## Problem statement
Without skipping a line, reproduce the entries exactly.

Dataset rows for apps and sites:
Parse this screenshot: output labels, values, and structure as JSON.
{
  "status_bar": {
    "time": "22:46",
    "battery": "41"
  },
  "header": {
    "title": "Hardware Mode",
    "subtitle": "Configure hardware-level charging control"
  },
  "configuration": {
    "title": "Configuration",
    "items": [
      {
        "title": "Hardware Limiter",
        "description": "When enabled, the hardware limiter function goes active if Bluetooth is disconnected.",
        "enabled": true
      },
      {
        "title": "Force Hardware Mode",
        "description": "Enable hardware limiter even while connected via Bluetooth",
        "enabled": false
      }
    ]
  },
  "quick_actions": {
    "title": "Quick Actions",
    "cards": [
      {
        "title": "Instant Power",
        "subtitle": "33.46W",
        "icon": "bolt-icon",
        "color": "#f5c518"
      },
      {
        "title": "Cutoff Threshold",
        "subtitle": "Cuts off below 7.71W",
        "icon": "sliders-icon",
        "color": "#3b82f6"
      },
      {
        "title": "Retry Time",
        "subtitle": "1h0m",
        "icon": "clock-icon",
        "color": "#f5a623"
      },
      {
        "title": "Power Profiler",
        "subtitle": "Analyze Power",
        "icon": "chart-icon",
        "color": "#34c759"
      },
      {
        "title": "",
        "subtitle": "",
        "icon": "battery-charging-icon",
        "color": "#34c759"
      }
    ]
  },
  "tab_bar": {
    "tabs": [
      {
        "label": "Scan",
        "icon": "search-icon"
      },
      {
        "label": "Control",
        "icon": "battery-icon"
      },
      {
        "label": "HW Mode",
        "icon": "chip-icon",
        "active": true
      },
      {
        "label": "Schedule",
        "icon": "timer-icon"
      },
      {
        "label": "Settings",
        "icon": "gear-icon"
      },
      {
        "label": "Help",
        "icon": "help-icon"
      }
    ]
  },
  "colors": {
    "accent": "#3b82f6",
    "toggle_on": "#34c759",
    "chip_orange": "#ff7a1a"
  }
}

## Answer to the problem
Parse this screenshot: output labels, values, and structure as JSON.
{
  "status_bar": {
    "time": "22:46",
    "battery": "41"
  },
  "header": {
    "title": "Hardware Mode",
    "subtitle": "Configure hardware-level charging control"
  },
  "configuration": {
    "title": "Configuration",
    "items": [
      {
        "title": "Hardware Limiter",
        "description": "When enabled, the hardware limiter function goes active if Bluetooth is disconnected.",
        "enabled": true
      },
      {
        "title": "Force Hardware Mode",
        "description": "Enable hardware limiter even while connected via Bluetooth",
        "enabled": false
      }
    ]
  },
  "quick_actions": {
    "title": "Quick Actions",
    "cards": [
      {
        "title": "Instant Power",
        "subtitle": "33.46W",
        "icon": "bolt-icon",
        "color": "#f5c518"
      },
      {
        "title": "Cutoff Threshold",
        "subtitle": "Cuts off below 7.71W",
        "icon": "sliders-icon",
        "color": "#3b82f6"
      },
      {
        "title": "Retry Time",
        "subtitle": "1h0m",
        "icon": "clock-icon",
        "color": "#f5a623"
      },
      {
        "title": "Power Profiler",
        "subtitle": "Analyze Power",
        "icon": "chart-icon",
        "color": "#34c759"
      },
      {
        "title": "",
        "subtitle": "",
        "icon": "battery-charging-icon",
        "color": "#34c759"
      }
    ]
  },
  "tab_bar": {
    "tabs": [
      {
        "label": "Scan",
        "icon": "search-icon"
      },
      {
        "label": "Control",
        "icon": "battery-icon"
      },
      {
        "label": "HW Mode",
        "icon": "chip-icon",
        "active": true
      },
      {
        "label": "Schedule",
        "icon": "timer-icon"
      },
      {
        "label": "Settings",
        "icon": "gear-icon"
      },
      {
        "label": "Help",
        "icon": "help-icon"
      }
    ]
  },
  "colors": {
    "accent": "#3b82f6",
    "toggle_on": "#34c759",
    "chip_orange": "#ff7a1a"
  }
}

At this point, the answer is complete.